2. Determine the resultant of the three forces actirig at the point F (Fig. 5).

Ans.

155 pounds acting upward through F and a point 0.57 feet to left of C.

13. Graphical Resolution of Force into Two Concurrent Components. This is performed by applying the triangle law inversely. Thus, if it is required to resolve the 100-pound force of Fig. 5 into two components, we draw first Fig. 10 (a) to show the line of action of the force, and then AB, Fig. 10 (b), to represent the magnitude and direction. Then draw from A and B any two lines which intersect, mark their intersection C, and place arrowheads on AC and CB, pointing from A to C and from C to B. Also draw two lines in the space diagram parallel to AC and CB and so that they intersect on the line of action of the 100-pound force, ab.
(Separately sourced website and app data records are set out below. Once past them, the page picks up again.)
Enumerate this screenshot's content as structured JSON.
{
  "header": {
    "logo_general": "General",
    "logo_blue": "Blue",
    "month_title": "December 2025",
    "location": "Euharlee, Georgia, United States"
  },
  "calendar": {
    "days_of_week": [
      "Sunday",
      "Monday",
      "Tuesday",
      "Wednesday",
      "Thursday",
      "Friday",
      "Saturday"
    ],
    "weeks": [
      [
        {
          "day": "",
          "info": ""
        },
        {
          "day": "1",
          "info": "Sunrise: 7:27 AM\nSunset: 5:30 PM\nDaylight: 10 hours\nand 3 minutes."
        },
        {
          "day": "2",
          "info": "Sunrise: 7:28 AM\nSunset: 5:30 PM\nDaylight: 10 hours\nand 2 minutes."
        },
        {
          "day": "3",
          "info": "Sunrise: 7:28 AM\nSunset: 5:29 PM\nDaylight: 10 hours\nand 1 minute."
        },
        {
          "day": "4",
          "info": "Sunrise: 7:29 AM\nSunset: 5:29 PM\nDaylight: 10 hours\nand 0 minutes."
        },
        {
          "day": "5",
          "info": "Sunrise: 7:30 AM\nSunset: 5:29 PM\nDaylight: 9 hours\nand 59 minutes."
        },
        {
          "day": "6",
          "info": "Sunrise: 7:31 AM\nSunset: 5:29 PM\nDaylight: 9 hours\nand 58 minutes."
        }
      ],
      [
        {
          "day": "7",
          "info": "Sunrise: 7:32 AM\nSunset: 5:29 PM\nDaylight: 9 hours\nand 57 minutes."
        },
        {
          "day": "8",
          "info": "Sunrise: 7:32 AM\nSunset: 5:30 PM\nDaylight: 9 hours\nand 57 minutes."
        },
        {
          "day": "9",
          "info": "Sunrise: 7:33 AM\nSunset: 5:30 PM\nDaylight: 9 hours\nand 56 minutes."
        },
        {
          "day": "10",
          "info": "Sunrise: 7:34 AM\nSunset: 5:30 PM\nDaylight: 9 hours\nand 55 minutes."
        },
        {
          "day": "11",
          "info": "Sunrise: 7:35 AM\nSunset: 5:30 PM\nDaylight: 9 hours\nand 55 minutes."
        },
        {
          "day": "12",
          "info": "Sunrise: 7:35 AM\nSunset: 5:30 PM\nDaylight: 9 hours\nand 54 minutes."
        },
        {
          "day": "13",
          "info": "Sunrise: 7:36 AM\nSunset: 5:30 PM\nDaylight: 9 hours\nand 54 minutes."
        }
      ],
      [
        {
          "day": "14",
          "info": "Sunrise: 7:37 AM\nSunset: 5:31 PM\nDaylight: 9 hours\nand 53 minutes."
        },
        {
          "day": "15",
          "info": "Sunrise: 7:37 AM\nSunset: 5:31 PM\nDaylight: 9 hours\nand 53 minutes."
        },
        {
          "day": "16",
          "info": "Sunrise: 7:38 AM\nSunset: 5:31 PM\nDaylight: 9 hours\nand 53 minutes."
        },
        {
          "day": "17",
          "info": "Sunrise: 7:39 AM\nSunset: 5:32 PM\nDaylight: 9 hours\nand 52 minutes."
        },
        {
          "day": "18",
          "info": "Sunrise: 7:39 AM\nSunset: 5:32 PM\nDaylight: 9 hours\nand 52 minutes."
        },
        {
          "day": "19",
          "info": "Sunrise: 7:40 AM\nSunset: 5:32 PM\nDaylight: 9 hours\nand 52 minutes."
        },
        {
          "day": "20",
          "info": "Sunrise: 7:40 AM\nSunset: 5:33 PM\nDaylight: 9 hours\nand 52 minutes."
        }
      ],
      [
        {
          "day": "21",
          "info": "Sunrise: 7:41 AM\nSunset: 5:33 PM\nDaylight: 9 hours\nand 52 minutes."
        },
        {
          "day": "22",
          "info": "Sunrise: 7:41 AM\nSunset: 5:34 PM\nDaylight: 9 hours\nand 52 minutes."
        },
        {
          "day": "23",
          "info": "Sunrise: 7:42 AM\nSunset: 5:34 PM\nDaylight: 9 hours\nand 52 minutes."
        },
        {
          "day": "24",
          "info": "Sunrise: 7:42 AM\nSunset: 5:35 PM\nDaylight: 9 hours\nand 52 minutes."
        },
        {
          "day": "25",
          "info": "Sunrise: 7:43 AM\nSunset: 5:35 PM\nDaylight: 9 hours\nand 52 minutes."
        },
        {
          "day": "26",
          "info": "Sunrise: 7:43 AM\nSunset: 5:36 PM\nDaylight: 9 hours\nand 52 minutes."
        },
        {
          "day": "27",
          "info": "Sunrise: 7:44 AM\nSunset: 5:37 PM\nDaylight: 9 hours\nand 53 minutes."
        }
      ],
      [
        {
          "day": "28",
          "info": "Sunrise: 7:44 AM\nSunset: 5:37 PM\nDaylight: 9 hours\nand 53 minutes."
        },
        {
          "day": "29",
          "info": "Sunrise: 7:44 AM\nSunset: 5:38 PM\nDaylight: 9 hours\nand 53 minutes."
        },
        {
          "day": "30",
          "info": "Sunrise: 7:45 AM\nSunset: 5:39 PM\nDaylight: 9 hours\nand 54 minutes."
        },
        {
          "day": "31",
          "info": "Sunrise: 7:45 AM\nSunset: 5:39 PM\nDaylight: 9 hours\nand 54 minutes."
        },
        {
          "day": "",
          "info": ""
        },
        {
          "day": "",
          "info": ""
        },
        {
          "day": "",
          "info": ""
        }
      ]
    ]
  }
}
The test of the correctness of a solution like this is to take the two components as found, and find their resultant; if the resultant thus found agrees in magnitude, direction, and sense with the given force (originally resolved), the solution is correct.

Notice that the solution above given is not definite, for the lines drawn from A and B were drawn at random. A force may therefore be resolved into two components in many ways. If, however, the components have to satisfy conditions, there may be but one solution. In the most important case of resolution, the lines of action of the components are given; this case is definite, there being but one solution, as is shown in the following example

Example. It is required to resolve the 100-pound force (Fig. 5) into two components acting in the lines AE and AB.

Using the space diagram of Fig. 10, draw a line AB in Fig. 10 (c) to represent the magnitude and direction of the 100-pound force, and then a line from A parallel to the line of action of either of the components, and a line from B parallel to the other, thus locating D (or D'). Then AD and DB (or AD' and D'B) represent the magnitudes and directions of the required components.